What is Biblical Agape Love?
One of the most profound concepts in the Bible is the idea of agape love. Agape is a Greek word that is often translated as “love” in the New Testament, but it has a deeper and richer meaning than our English word. Agape love is not based on feelings, emotions, attraction, or personal benefit. It is a selfless, sacrificial, unconditional love that reflects the very nature and character of God.
According to Britannica, agape love is “the fatherly love of God for humans, as well as the human reciprocal love for God.” It is the highest form of love and is contrasted with eros (erotic love) and philia (brotherly love). Agape love involves faithfulness, commitment, and an act of the will. It is a love that seeks the best for others, even at a cost to oneself.
The Bible tells us that God is the source and example of agape love. 1 John 4:8 says that “God is love” (agape). Everything God does flows from His love. He loves us not because we are lovable or worthy, but because He chooses to love us as His creation and His children. He demonstrated His agape love by sending His only Son, Jesus Christ, to die on the cross for our sins (John 3:16). He offers us forgiveness, grace, and eternal life as a gift of His agape love (Ephesians 2:4-5).
Jesus also showed us what agape love looks like in His life and teachings. He loved His Father with all His heart, soul, mind, and strength (Luke 10:27). He loved His disciples and friends with a loyal and tender affection (John 13:1). He loved His enemies and prayed for those who persecuted Him (Luke 23:34). He loved the world and gave Himself up for its salvation (John 15:13). He commanded His followers to love one another as He loved them (John 13:34-35). He also taught them to love God with their whole being and to love their neighbors as themselves (Matthew 22:37-39).
Agape love is not something we can produce on our own. It is a supernatural gift of the Holy Spirit that enables us to love as God loves (Romans 5:5; Galatians 5:22). As we abide in Christ and His Word, we grow in our capacity to love God and others with agape love (John 15:9-12; 1 John 4:7-21). Agape love transforms our hearts, minds, and actions. It makes us more like Jesus and more pleasing to God.
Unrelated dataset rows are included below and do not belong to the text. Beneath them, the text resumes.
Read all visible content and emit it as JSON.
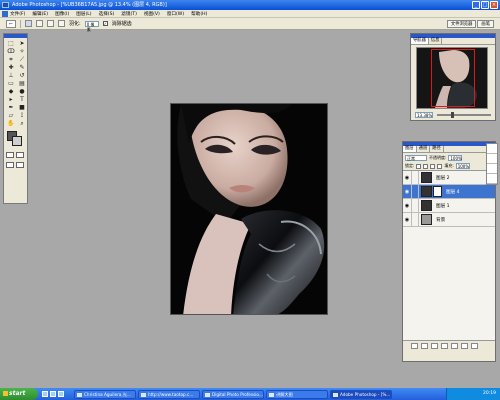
{
  "window": {
    "title": "Adobe Photoshop - [%UB36B17A5.jpg @ 13.4% (图层 4, RGB)]"
  },
  "menubar": {
    "items": [
      "文件(F)",
      "编辑(E)",
      "图像(I)",
      "图层(L)",
      "选择(S)",
      "滤镜(T)",
      "视图(V)",
      "窗口(W)",
      "帮助(H)"
    ]
  },
  "options": {
    "feather_label": "羽化:",
    "feather_value": "0 像素",
    "antialias_label": "消除锯齿"
  },
  "palette_well": {
    "tabs": [
      "文件浏览器",
      "画笔"
    ]
  },
  "navigator": {
    "tabs": [
      "导航器",
      "信息"
    ],
    "zoom": "13.38%"
  },
  "layers": {
    "tabs": [
      "图层",
      "通道",
      "路径"
    ],
    "blend_mode": "正常",
    "opacity_label": "不透明度:",
    "opacity": "100%",
    "lock_label": "锁定:",
    "fill_label": "填充:",
    "fill": "100%",
    "items": [
      {
        "name": "图层 2"
      },
      {
        "name": "图层 4"
      },
      {
        "name": "图层 1"
      },
      {
        "name": "背景"
      }
    ]
  },
  "taskbar": {
    "start": "start",
    "tasks": [
      "Christina Aguilera,光...",
      "http://www.taotop.c...",
      "Digital Photo Professio...",
      "讲解大图",
      "Adobe Photoshop - [%..."
    ],
    "clock": "20:19"
  }
}
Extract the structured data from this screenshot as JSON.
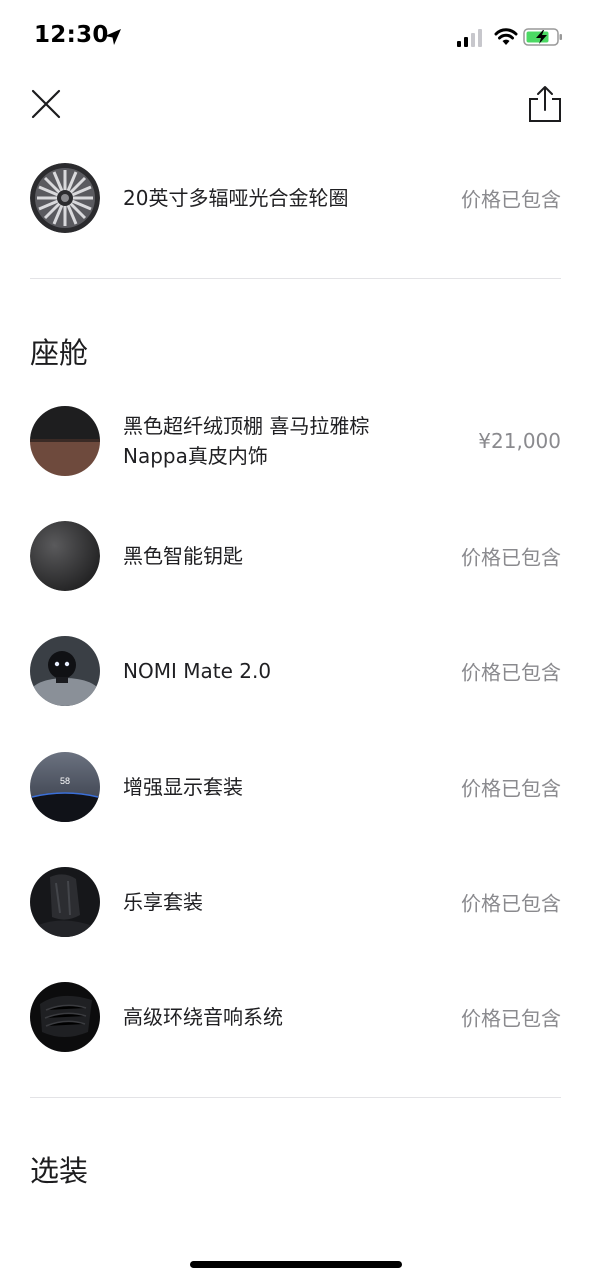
{
  "status_bar": {
    "time": "12:30"
  },
  "wheel": {
    "label": "20英寸多辐哑光合金轮圈",
    "price": "价格已包含"
  },
  "cabin": {
    "title": "座舱",
    "items": [
      {
        "label": "黑色超纤绒顶棚 喜马拉雅棕Nappa真皮内饰",
        "price": "¥21,000"
      },
      {
        "label": "黑色智能钥匙",
        "price": "价格已包含"
      },
      {
        "label": "NOMI Mate 2.0",
        "price": "价格已包含"
      },
      {
        "label": "增强显示套装",
        "price": "价格已包含",
        "hud_value": "58"
      },
      {
        "label": "乐享套装",
        "price": "价格已包含"
      },
      {
        "label": "高级环绕音响系统",
        "price": "价格已包含"
      }
    ]
  },
  "options": {
    "title": "选装"
  },
  "icons": {
    "close": "close-icon",
    "share": "share-icon",
    "location": "location-arrow-icon",
    "signal": "signal-icon",
    "wifi": "wifi-icon",
    "battery": "battery-charging-icon"
  },
  "colors": {
    "text": "#1c1c1e",
    "muted": "#8a8a8e",
    "divider": "#e3e3e6",
    "battery": "#4cd964"
  }
}
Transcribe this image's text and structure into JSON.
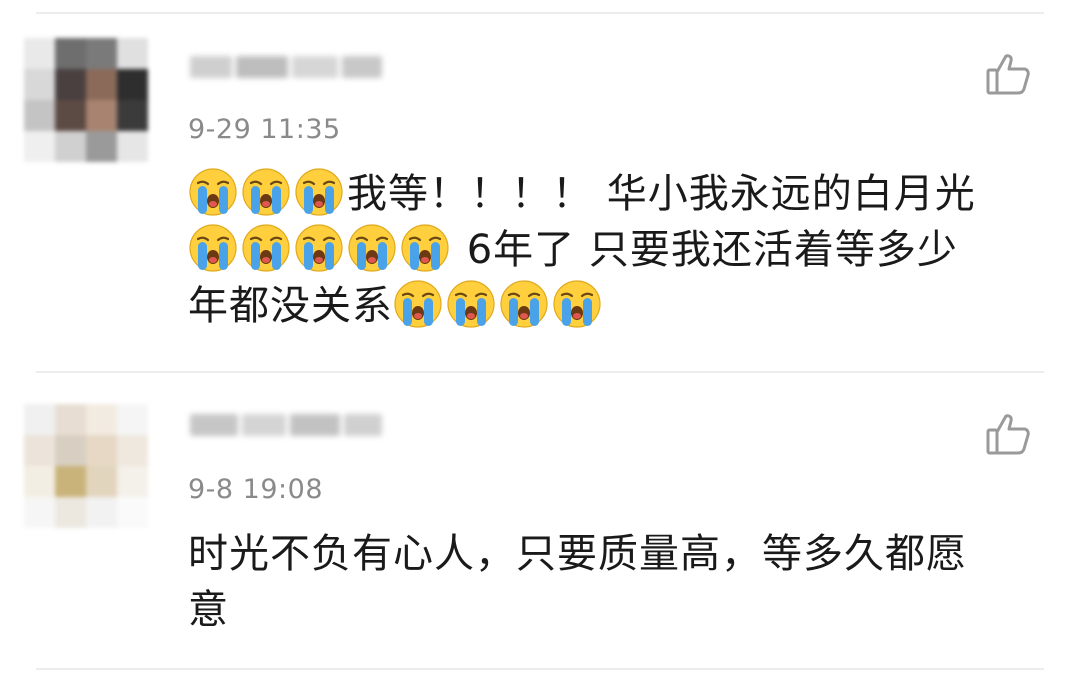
{
  "comments": [
    {
      "username": "",
      "timestamp": "9-29 11:35",
      "line1_emojis": 3,
      "line1_text": "我等！！！！ 华小我永远的白月光",
      "line2_emojis": 5,
      "line2_text": " 6年了 只要我还活着等多少",
      "line3_text": "年都没关系",
      "line3_emojis": 4,
      "emoji_name": "crying-face-emoji",
      "like_icon": "thumbs-up-icon"
    },
    {
      "username": "",
      "timestamp": "9-8 19:08",
      "line1_text": "时光不负有心人，只要质量高，等多久都愿",
      "line2_text": "意",
      "like_icon": "thumbs-up-icon"
    }
  ],
  "colors": {
    "timestamp": "#8a8a8a",
    "body_text": "#1a1a1a",
    "divider": "#ededed",
    "like_icon": "#9a9a9a",
    "emoji_face": "#ffcf3d",
    "emoji_tears": "#4aa3e8"
  }
}
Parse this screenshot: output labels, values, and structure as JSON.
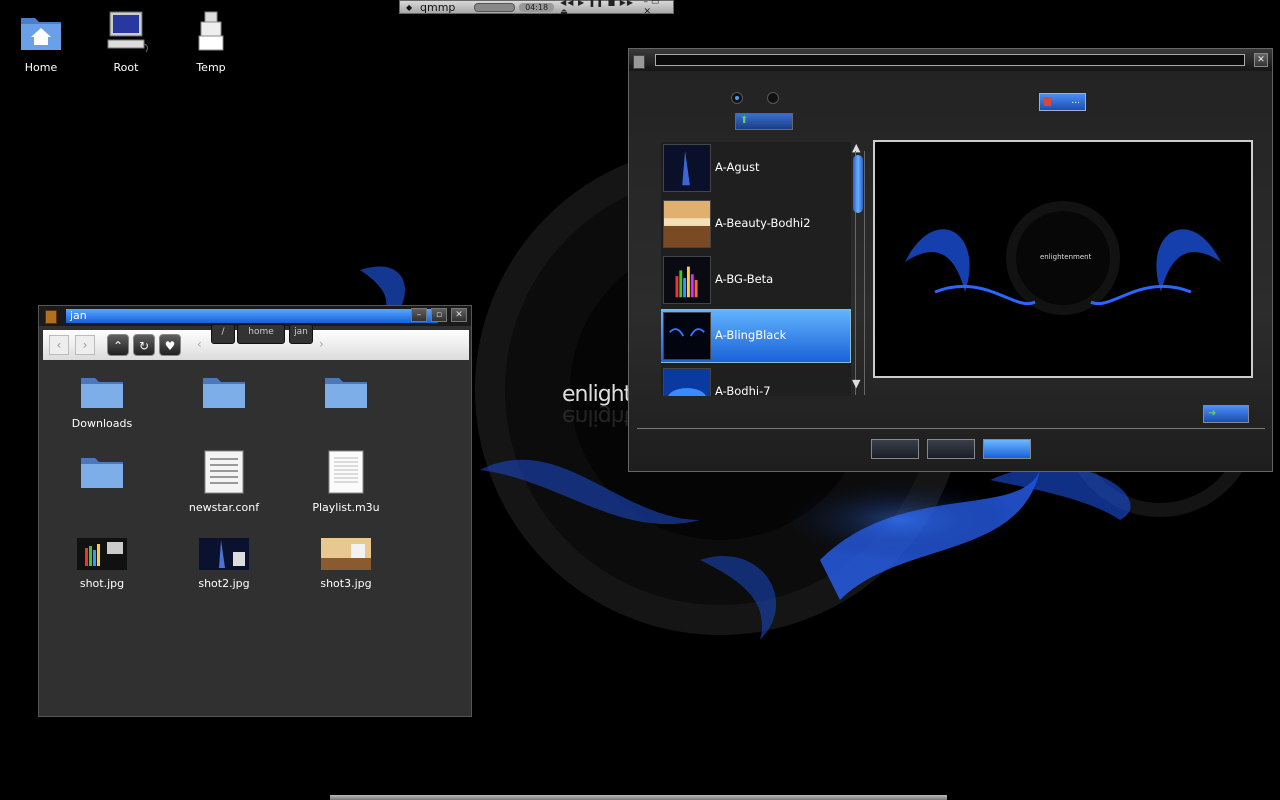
{
  "desktop": {
    "icons": [
      {
        "label": "Home",
        "icon": "home-folder-icon"
      },
      {
        "label": "Root",
        "icon": "computer-icon"
      },
      {
        "label": "Temp",
        "icon": "temp-folder-icon"
      }
    ]
  },
  "qmmp": {
    "title": "qmmp",
    "time": "04:18"
  },
  "file_manager": {
    "title": "jan",
    "breadcrumb": [
      "/",
      "home",
      "jan"
    ],
    "files": [
      {
        "name": "Downloads",
        "type": "folder"
      },
      {
        "name": "",
        "type": "folder"
      },
      {
        "name": "",
        "type": "folder"
      },
      {
        "name": "",
        "type": "folder"
      },
      {
        "name": "newstar.conf",
        "type": "config"
      },
      {
        "name": "Playlist.m3u",
        "type": "document"
      },
      {
        "name": "shot.jpg",
        "type": "image"
      },
      {
        "name": "shot2.jpg",
        "type": "image"
      },
      {
        "name": "shot3.jpg",
        "type": "image"
      }
    ]
  },
  "theme_dialog": {
    "title": "",
    "themes": [
      {
        "name": "A-Agust",
        "selected": false
      },
      {
        "name": "A-Beauty-Bodhi2",
        "selected": false
      },
      {
        "name": "A-BG-Beta",
        "selected": false
      },
      {
        "name": "A-BlingBlack",
        "selected": true
      },
      {
        "name": "A-Bodhi-7",
        "selected": false
      }
    ],
    "import_label": "...",
    "preview_logo": "enlightenment"
  },
  "wallpaper": {
    "logo": "enlightenment"
  },
  "colors": {
    "accent": "#2a7ae8",
    "background": "#000000",
    "window_bg": "#303030"
  }
}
Agape love is the most excellent way of living as Christians (1 Corinthians 13). It is the mark of true discipleship and the evidence of genuine faith. It is the greatest commandment and the fulfillment of the law (Matthew 22:40; Romans 13:10). It is the ultimate goal and purpose of our existence. To know God’s agape love and to share it with others is to experience the true meaning of life.